Poster Topical Area: Nutrient-Gene Interactions

Location: Hall D

Poster Board Number: 429

P17-006 - Altered expression levels of Tet methylcytosine dioxygenases in endothelial progenitor cells of patients of type 2 diabetes with complications

Sunday, Jun 10
8:00 AM – 6:00 PM

Objectives: Endothelial progenitor cells (EPCs) repair microvascular to prevent the complications in patients with diabetes. Epigenetic changes such as DNA methylation alter the functions of cells. Tet methylcytosine dioxygenases (TETs) are enzymes responsible for the conversion of 5-methylcytosine to 5-formylcytosine and 5-carboxylcytosine, cytosine derivatives in genomic DNA during the process of demethylation. Here, we determined the TETs expression levels in EPCs of patients with diabetic complications.


Methods: Subjects who were non-diabetic (ND), diabetic only (D) and diabetic with complications (DC) were recruited for the collection of EPCs during June 2016 to October 2016. EPCs from blood samples of 22 ND, 29 D, and 22 DC subjects with signed informed consent form were isolated and subjected to analysis. The expression levels of TET1/2/3 mRNA and proteins were determined using real-time PCR and immunoblot, respectively.


Results: The TET1 mRNA expression level in ND group is higher than that in D and DC groups. The TET3 mRNA level in ND is higher than that in D group, which is higher than that in DC group. The TET1 protein level in DC group, but not D group, is higher than that in ND group. The TET2 protein level in DC group, but not D group, is lower than that in ND group. The TET3 protein level in ND group is higher than that in D group, which is higher than that in DC group. TET3 protein level in DC group is the lowest in the three group. The results of TETs mRNA and protein levels largely matched to each other.


Conclusions: The expression levels of TET 1 and 3 proteins are lowered in EPCs of patients with diabetic complications, suggesting the changes of genomic DNA methylation and the functions of EPCs. This phenomenon may contribute to microvascular complications in diabetic patients.




Funding Source: The National Natural Science Foundation of China for financial support (No.81370942 to S. Zhao).

CoAuthors: Shi Zhao – Wuhan Central Hospital; Zihui Xu – Wuhan Central Hospital; Ting Jia – Wuhan Central Hospital; Yang Tang – Nanyang Technological University; Hong Mao – Wuhan Central Hospital; Wei Wei – Wuhan Central Hospital; Peirong Zhong – Wuhan University; Lu Ma – Wuhan University; Rui Li – Wuhan University

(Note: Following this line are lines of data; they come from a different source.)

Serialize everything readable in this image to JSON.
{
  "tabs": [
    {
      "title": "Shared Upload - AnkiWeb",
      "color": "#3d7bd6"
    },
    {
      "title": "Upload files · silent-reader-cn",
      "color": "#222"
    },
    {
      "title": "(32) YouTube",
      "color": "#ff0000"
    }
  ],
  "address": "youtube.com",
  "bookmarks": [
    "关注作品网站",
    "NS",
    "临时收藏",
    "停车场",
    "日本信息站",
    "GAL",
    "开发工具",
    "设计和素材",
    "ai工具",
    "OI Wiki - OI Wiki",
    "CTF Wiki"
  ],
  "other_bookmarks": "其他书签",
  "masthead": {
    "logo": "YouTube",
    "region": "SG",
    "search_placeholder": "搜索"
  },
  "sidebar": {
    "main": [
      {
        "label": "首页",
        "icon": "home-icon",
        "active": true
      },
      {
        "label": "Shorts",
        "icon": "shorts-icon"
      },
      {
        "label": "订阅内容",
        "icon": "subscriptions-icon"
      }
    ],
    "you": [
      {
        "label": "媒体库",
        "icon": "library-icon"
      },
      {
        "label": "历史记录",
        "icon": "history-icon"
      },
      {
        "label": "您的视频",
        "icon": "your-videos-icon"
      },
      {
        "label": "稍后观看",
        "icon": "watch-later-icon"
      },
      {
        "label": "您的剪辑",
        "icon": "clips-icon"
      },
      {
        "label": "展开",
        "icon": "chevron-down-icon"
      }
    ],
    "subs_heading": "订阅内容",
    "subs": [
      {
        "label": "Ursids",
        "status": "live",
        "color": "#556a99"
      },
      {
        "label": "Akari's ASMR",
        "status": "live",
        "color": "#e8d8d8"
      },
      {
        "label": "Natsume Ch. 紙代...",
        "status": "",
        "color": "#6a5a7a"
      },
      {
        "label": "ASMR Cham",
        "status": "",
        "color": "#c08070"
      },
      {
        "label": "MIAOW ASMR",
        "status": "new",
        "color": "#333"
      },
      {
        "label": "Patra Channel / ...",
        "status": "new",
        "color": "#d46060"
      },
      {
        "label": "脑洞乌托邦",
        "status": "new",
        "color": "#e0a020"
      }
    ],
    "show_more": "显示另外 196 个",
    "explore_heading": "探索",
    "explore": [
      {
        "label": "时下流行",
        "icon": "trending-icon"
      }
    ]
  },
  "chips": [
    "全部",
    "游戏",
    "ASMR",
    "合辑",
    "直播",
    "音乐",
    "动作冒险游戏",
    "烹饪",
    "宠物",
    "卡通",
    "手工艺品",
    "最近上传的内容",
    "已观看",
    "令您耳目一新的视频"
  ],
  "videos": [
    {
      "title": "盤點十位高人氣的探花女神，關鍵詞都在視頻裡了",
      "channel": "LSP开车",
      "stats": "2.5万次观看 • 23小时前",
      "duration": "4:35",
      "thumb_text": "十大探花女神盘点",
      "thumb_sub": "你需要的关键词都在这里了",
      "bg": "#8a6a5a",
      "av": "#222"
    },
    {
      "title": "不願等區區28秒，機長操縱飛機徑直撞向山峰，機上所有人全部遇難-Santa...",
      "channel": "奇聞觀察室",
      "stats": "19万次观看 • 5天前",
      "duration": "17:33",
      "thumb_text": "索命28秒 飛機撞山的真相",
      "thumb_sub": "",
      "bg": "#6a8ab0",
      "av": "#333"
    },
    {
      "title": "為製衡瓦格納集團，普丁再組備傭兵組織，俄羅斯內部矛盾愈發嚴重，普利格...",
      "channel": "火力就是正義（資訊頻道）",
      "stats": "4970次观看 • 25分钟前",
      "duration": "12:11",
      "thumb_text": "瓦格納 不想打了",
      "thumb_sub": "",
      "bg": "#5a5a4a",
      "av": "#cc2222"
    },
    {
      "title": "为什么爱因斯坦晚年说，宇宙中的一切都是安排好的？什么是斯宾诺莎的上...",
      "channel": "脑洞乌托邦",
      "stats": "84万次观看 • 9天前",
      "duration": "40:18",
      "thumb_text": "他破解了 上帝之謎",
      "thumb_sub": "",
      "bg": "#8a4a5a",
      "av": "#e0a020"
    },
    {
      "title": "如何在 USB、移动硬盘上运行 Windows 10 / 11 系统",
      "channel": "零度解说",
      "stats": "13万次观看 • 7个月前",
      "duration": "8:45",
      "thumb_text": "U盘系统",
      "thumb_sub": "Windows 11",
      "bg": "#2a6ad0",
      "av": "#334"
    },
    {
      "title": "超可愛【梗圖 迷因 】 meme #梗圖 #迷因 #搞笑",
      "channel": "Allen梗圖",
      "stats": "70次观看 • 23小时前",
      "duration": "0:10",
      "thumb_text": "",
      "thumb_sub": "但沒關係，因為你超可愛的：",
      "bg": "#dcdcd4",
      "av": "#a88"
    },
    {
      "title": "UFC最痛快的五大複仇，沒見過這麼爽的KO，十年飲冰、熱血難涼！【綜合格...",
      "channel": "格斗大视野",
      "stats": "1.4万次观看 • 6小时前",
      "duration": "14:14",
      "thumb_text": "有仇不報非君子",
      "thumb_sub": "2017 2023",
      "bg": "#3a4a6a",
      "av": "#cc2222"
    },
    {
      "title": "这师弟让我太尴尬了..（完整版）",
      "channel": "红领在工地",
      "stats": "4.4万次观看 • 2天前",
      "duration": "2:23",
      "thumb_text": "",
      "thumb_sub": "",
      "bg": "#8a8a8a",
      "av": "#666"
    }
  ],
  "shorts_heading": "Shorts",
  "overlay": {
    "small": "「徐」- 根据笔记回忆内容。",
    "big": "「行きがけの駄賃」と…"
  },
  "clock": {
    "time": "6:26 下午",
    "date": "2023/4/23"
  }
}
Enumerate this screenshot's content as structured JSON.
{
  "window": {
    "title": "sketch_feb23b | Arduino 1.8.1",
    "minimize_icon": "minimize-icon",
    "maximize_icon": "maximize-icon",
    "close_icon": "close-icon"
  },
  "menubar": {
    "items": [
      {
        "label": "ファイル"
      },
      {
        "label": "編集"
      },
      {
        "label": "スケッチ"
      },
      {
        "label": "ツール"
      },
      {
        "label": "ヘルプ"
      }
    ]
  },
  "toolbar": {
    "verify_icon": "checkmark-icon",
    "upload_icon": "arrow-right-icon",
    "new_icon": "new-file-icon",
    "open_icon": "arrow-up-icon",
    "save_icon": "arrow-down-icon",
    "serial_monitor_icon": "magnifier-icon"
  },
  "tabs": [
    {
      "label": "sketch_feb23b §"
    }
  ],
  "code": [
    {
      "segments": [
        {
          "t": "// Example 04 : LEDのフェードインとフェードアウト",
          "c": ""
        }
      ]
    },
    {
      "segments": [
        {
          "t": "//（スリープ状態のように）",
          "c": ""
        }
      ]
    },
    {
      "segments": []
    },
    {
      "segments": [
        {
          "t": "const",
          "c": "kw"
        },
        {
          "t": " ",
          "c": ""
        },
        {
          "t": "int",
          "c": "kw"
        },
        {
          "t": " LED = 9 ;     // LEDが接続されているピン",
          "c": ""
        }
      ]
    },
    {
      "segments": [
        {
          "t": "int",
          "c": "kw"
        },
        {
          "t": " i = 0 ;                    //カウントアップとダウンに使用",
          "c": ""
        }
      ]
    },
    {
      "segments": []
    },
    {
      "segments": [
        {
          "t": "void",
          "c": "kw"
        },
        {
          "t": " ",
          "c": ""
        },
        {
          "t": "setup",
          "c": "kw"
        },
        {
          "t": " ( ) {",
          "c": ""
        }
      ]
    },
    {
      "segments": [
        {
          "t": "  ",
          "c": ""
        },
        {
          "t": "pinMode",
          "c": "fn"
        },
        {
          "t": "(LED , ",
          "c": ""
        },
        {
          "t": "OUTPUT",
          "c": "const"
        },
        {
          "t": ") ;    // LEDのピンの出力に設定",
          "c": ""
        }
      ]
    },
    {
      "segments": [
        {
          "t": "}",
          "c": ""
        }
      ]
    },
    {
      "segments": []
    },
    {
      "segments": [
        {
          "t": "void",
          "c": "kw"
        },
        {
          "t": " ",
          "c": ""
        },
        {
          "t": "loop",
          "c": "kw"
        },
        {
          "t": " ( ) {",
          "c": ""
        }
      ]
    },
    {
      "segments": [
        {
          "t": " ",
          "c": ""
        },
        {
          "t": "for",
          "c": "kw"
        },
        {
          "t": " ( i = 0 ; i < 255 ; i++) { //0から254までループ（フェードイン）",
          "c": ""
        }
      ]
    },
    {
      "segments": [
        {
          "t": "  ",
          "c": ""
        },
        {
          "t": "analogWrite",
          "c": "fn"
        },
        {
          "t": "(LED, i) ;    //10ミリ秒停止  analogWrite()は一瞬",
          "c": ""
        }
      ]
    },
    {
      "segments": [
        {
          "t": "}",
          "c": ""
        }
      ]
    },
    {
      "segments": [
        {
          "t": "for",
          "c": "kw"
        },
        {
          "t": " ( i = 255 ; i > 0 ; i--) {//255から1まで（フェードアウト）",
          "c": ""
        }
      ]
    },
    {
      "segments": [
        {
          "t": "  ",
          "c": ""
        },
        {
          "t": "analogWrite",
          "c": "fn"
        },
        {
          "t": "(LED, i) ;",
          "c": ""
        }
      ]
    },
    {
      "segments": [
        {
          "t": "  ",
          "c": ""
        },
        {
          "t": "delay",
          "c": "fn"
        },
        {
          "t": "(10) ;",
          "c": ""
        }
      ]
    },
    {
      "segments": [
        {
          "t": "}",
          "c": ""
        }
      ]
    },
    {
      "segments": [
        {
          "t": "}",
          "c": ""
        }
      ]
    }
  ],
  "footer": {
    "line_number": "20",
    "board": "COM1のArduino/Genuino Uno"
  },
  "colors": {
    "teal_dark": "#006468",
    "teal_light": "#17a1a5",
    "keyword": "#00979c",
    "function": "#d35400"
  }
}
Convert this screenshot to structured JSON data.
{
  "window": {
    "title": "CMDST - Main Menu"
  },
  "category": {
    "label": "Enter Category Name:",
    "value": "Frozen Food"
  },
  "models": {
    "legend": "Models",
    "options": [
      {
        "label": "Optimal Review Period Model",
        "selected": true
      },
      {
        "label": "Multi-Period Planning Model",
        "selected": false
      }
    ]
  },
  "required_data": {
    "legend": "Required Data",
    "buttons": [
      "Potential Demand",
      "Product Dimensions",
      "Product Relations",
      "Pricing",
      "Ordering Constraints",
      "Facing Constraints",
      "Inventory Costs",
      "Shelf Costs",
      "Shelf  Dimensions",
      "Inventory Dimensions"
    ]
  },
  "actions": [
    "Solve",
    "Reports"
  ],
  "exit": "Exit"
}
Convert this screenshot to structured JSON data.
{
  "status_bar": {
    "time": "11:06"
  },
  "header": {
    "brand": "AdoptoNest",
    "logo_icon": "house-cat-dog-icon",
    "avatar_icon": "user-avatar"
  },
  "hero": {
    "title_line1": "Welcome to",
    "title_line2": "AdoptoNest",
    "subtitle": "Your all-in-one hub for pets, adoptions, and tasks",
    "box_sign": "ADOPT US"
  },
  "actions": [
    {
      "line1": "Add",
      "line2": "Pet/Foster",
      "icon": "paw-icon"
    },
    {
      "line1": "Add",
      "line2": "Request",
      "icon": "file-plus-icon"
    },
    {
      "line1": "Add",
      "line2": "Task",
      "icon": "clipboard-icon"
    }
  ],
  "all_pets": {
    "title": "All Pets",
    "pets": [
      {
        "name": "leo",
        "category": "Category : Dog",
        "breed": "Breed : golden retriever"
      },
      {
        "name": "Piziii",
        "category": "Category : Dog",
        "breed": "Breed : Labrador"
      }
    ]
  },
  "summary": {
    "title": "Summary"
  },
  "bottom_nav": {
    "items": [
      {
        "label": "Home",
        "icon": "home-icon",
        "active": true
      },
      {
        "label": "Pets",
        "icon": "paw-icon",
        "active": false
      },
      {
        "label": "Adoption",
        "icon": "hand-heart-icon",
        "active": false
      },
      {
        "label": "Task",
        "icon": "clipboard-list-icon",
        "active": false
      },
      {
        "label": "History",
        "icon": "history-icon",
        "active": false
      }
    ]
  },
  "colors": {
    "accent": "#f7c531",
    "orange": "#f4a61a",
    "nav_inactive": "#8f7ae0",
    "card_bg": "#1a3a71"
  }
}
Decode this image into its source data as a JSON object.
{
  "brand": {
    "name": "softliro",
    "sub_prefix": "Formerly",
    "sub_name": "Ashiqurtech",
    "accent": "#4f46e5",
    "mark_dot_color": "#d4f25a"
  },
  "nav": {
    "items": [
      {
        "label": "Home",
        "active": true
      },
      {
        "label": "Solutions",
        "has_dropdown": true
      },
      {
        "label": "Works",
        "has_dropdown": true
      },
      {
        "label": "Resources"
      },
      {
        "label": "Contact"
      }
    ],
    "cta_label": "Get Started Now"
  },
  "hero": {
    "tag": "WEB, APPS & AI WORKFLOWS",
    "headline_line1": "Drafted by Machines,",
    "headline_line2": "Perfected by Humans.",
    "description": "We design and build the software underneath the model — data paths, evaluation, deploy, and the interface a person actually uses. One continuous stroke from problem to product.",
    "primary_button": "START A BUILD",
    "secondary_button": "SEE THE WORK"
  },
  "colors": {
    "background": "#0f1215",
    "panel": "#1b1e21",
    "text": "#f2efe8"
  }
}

Guoxun Chen


The University of Tennessee, Knoxville
Knoxville, Tennessee